“Our experience of an architectural space is strongly influenced by how we arrive in it.…”

Architect and author Matthew Frederick is writing principally about finding one’s way into and around built spaces. He explains, “A tall, bright space will feel taller and brighter if counterpointed by a low-ceilinged, softly lit space. A monumental or sacred space will feel more significant when placed at the end of a sequence of lesser spaces.…”

This arrival process—the ways in which guests proceed from a river road to a parking cut-in, past a new arrival kiosk, down toward the new reception desk, and eventually on to their rooms—is an important part of the overall renovation. During a recent trip to the Lodge, we continued our consideration of the arrival and wayfinding signs and lighting we have in place.

Each of us has visited places where a preponderance of signs prevents any sense of expectation or unfolding mystery.

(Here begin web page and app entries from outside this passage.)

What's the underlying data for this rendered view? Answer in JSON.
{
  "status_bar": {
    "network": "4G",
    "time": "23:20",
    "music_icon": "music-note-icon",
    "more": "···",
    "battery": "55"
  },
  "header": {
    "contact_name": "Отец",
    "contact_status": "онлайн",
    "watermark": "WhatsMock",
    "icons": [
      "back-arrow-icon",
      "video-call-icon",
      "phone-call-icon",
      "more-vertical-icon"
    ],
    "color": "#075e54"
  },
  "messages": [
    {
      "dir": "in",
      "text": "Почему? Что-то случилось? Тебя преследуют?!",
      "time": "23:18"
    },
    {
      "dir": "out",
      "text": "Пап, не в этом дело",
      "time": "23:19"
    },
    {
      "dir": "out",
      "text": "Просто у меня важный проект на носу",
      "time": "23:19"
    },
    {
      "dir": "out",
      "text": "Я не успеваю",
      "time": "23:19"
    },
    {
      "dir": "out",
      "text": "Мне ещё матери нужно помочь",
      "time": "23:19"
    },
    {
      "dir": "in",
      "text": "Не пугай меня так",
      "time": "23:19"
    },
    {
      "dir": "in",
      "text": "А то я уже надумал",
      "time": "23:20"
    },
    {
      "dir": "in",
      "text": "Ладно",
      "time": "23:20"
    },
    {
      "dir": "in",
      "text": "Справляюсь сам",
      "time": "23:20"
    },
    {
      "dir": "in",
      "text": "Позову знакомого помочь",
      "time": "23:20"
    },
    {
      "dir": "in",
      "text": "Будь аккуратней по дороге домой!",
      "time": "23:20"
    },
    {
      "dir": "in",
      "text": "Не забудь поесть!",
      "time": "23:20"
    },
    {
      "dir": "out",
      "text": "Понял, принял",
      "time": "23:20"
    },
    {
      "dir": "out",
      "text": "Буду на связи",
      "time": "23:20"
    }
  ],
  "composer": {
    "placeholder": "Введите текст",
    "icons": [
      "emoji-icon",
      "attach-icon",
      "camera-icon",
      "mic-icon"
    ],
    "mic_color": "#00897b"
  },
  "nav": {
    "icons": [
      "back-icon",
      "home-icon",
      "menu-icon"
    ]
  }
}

Our aim is different: we want to heighten guests’ anticipation—and even invite a little serendipitous discovery—by scaling back the types and number of signs around the Lodge.

To decide what stays and what goes, we’re asking lots of questions. “What’s the least we have to spell out for guests?” “What can be intuited rather than told?” “Can this be discovered instead of described?” “Is accessibility increased or hindered here?” “What about the first-time guest who arrives well after sundown?”

A well-marked, well-lit entry path creates a sense of invitation and guides guests where they need to go in a way that satisfies more than any sign can.